[RECORDED DATA]
============================================================
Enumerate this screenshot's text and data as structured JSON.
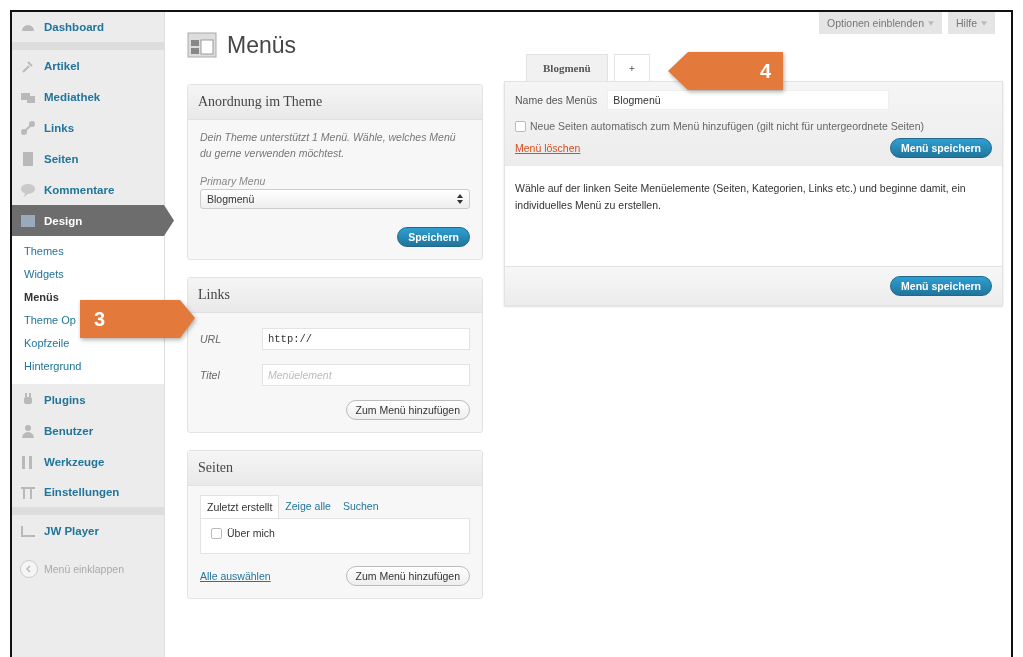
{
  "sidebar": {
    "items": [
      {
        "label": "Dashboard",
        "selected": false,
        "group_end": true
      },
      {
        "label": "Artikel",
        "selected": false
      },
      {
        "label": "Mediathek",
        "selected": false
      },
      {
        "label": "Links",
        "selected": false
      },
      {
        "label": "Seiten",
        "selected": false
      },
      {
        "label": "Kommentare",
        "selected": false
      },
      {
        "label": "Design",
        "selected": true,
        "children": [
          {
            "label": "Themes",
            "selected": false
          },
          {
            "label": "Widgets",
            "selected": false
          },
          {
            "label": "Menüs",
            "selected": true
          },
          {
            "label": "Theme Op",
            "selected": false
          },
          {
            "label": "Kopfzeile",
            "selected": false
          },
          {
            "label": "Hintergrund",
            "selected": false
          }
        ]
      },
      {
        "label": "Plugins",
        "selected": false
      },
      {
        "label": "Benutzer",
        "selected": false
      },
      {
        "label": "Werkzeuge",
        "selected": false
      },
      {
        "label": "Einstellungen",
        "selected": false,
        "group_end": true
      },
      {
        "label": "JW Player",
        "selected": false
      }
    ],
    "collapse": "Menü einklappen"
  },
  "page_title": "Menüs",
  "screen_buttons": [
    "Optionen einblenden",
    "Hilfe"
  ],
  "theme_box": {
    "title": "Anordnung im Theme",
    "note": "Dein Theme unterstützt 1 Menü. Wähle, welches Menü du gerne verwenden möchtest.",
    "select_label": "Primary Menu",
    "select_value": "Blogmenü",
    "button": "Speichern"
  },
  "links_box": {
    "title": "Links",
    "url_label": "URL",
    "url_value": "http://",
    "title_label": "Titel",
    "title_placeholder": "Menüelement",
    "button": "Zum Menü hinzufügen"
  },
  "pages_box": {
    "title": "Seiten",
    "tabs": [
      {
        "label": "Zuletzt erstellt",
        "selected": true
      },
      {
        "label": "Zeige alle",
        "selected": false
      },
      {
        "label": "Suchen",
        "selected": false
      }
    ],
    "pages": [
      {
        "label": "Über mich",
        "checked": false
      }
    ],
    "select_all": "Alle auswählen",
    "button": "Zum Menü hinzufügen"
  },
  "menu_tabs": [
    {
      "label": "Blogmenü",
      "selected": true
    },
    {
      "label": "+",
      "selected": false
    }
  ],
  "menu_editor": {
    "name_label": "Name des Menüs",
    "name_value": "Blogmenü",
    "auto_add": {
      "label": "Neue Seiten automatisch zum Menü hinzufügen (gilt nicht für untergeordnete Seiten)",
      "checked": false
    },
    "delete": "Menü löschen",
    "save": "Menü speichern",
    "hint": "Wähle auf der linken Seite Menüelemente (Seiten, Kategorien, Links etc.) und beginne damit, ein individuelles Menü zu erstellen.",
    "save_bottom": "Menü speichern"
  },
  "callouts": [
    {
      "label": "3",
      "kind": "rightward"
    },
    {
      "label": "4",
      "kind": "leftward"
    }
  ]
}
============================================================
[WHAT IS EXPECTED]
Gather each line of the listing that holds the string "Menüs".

[WRITTEN SOLUTION]
            "label": "Menüs",
  "page_title": "Menüs",
    "name_label": "Name des Menüs",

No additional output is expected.